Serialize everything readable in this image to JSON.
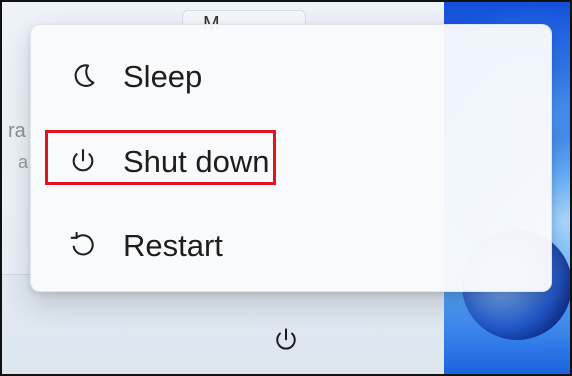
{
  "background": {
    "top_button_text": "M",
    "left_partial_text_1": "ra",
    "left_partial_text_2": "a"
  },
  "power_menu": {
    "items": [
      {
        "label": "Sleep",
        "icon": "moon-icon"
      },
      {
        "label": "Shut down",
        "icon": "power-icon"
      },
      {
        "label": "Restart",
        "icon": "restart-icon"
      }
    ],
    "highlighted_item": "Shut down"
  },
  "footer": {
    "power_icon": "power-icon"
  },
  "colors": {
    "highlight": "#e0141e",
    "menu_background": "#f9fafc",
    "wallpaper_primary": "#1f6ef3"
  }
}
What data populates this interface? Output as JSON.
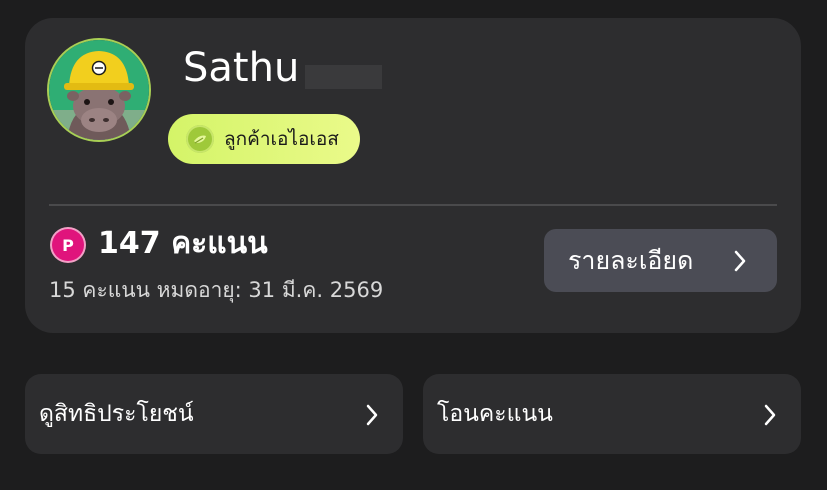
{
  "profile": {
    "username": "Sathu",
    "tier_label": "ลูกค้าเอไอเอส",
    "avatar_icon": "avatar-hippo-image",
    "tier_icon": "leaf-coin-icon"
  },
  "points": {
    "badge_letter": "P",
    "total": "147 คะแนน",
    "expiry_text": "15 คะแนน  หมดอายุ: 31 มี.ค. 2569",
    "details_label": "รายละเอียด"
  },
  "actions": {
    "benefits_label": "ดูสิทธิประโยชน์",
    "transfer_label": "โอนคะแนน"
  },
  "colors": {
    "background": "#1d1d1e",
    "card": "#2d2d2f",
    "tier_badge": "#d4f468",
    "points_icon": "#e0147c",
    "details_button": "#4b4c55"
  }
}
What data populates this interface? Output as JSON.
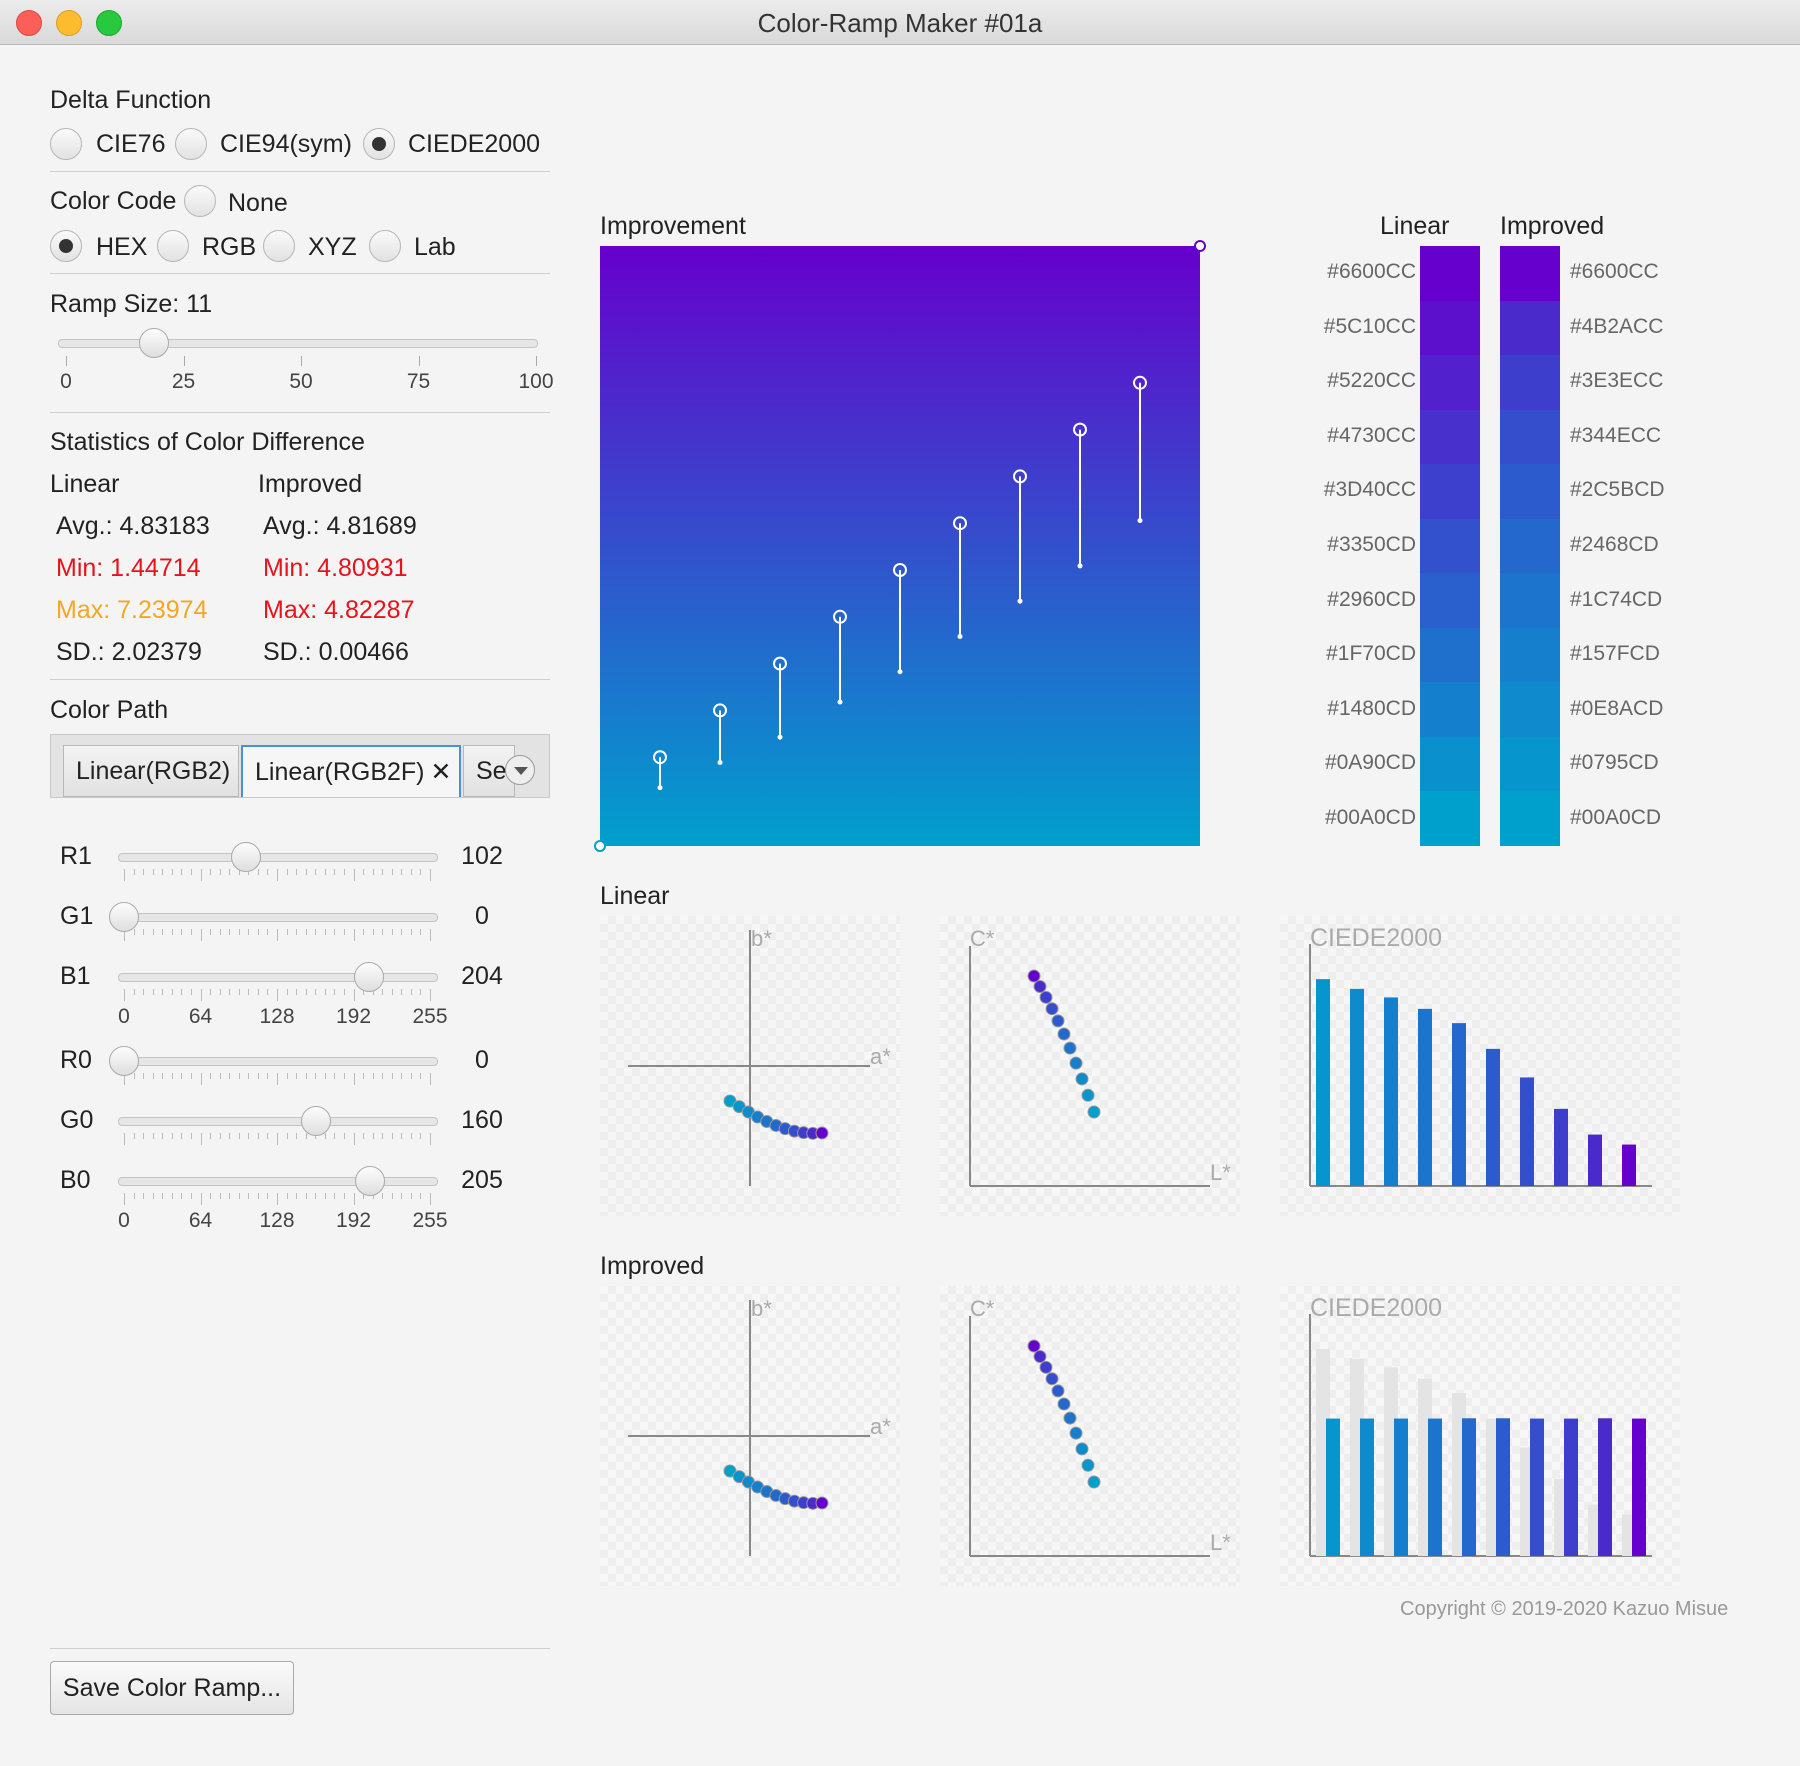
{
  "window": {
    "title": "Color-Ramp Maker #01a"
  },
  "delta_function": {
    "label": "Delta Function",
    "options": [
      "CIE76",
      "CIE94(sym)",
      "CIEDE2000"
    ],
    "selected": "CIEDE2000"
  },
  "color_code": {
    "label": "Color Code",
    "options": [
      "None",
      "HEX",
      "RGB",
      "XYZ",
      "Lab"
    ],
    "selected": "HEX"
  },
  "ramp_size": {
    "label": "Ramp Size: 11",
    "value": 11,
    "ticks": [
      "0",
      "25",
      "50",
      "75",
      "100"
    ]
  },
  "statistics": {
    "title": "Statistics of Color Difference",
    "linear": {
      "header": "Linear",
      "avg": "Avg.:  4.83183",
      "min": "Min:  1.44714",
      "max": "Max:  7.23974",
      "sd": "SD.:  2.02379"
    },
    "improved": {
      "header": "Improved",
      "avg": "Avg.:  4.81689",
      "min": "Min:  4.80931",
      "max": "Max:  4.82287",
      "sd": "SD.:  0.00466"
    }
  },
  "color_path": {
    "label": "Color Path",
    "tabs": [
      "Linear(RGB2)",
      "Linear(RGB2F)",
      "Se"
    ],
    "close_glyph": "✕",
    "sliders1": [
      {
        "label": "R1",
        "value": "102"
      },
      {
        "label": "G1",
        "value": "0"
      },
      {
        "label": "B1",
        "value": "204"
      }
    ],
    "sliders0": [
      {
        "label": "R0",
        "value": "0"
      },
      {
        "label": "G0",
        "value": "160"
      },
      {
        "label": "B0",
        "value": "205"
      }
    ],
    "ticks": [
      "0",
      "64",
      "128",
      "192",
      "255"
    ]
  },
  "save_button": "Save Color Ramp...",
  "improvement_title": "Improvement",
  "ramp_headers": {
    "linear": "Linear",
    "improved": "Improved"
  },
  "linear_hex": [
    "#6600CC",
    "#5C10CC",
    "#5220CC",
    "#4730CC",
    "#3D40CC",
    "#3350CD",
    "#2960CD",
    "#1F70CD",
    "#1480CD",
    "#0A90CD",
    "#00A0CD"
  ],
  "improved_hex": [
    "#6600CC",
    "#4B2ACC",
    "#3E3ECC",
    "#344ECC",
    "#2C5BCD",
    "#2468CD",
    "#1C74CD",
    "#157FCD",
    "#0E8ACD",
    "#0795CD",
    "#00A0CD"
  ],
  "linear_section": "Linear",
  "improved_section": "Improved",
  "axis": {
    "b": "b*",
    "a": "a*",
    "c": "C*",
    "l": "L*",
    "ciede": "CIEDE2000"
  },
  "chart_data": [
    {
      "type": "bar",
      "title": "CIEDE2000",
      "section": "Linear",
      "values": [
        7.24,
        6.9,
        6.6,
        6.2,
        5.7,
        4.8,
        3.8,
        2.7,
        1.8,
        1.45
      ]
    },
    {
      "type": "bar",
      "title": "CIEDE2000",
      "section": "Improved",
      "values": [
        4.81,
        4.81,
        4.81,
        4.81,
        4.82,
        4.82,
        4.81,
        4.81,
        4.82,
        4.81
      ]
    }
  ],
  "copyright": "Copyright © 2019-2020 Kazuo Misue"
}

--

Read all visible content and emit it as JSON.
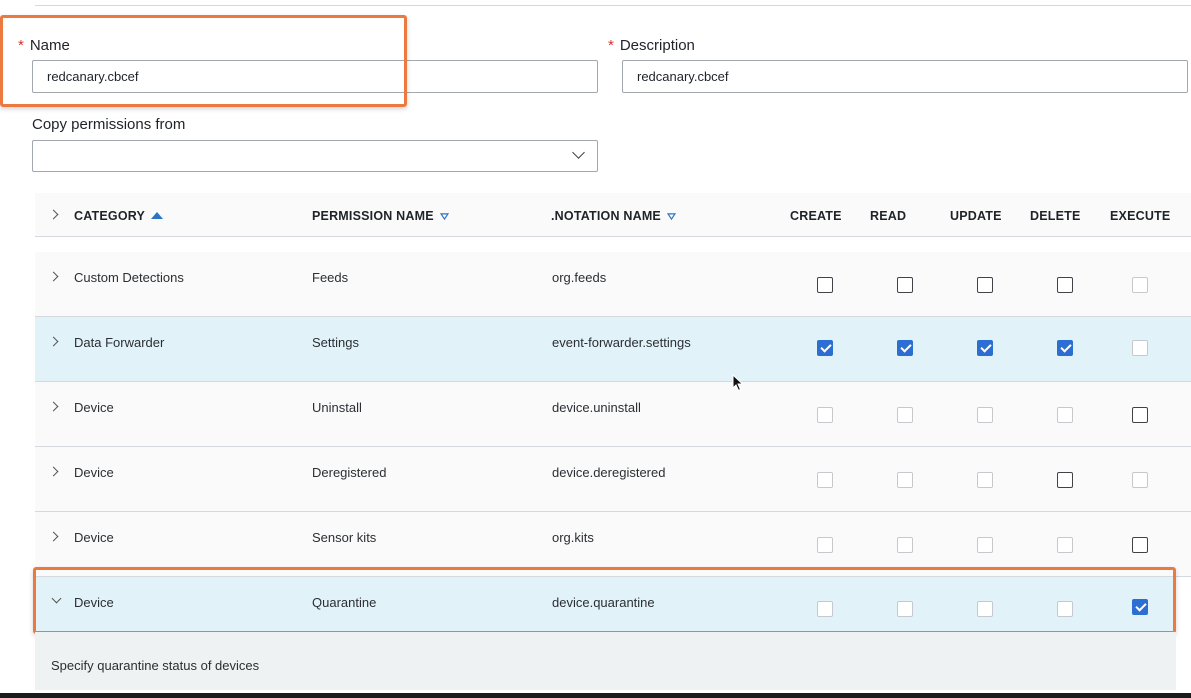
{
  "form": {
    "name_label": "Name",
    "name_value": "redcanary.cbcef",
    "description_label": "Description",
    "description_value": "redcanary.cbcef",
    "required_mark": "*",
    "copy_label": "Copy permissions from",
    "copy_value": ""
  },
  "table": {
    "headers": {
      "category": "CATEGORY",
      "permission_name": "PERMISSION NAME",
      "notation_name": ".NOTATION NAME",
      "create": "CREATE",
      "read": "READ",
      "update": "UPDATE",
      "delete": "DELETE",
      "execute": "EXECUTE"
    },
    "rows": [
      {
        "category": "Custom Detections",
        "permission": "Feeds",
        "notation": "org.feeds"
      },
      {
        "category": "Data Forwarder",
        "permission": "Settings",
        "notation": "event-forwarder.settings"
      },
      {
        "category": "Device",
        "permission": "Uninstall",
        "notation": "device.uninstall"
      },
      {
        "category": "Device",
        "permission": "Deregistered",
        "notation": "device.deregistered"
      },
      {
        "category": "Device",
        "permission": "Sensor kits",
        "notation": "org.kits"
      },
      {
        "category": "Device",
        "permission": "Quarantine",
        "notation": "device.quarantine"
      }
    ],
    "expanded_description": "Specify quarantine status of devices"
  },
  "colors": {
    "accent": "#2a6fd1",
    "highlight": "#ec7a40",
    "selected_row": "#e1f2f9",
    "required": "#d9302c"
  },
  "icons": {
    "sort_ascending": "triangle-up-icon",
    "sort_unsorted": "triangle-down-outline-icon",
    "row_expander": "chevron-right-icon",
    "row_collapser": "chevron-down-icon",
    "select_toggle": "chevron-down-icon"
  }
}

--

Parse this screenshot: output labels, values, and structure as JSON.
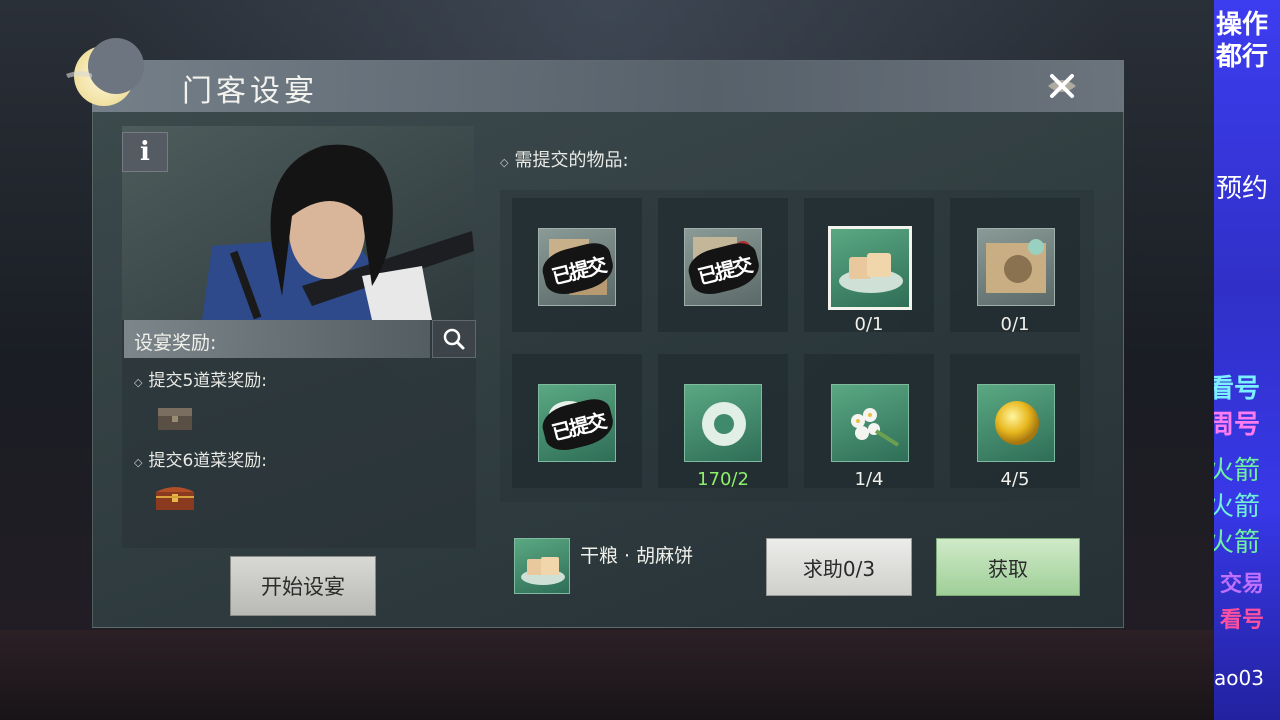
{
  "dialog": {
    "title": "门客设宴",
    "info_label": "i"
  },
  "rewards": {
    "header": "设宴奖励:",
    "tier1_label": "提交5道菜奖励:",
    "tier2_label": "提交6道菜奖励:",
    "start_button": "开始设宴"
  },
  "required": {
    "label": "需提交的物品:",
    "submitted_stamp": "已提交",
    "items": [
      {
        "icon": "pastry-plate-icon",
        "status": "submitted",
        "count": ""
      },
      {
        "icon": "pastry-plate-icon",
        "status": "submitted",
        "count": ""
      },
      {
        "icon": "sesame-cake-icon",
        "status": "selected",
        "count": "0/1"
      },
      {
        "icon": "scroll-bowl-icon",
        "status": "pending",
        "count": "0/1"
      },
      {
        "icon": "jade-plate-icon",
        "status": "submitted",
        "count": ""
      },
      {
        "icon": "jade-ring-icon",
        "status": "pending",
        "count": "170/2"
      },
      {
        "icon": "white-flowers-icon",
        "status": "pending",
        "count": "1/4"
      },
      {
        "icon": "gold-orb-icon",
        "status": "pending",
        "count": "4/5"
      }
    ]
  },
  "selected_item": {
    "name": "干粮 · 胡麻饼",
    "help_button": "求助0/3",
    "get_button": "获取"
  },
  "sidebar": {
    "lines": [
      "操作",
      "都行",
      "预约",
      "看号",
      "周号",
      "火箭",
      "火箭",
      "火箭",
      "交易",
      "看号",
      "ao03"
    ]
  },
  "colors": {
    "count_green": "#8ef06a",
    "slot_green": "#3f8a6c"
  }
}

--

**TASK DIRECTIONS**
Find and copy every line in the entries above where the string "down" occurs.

**RESPONSE AREA**
        "label": "Shut down",
    "highlighted_item": "Shut down"
    "sort_unsorted": "triangle-down-outline-icon",
    "row_collapser": "chevron-down-icon",
    "select_toggle": "chevron-down-icon"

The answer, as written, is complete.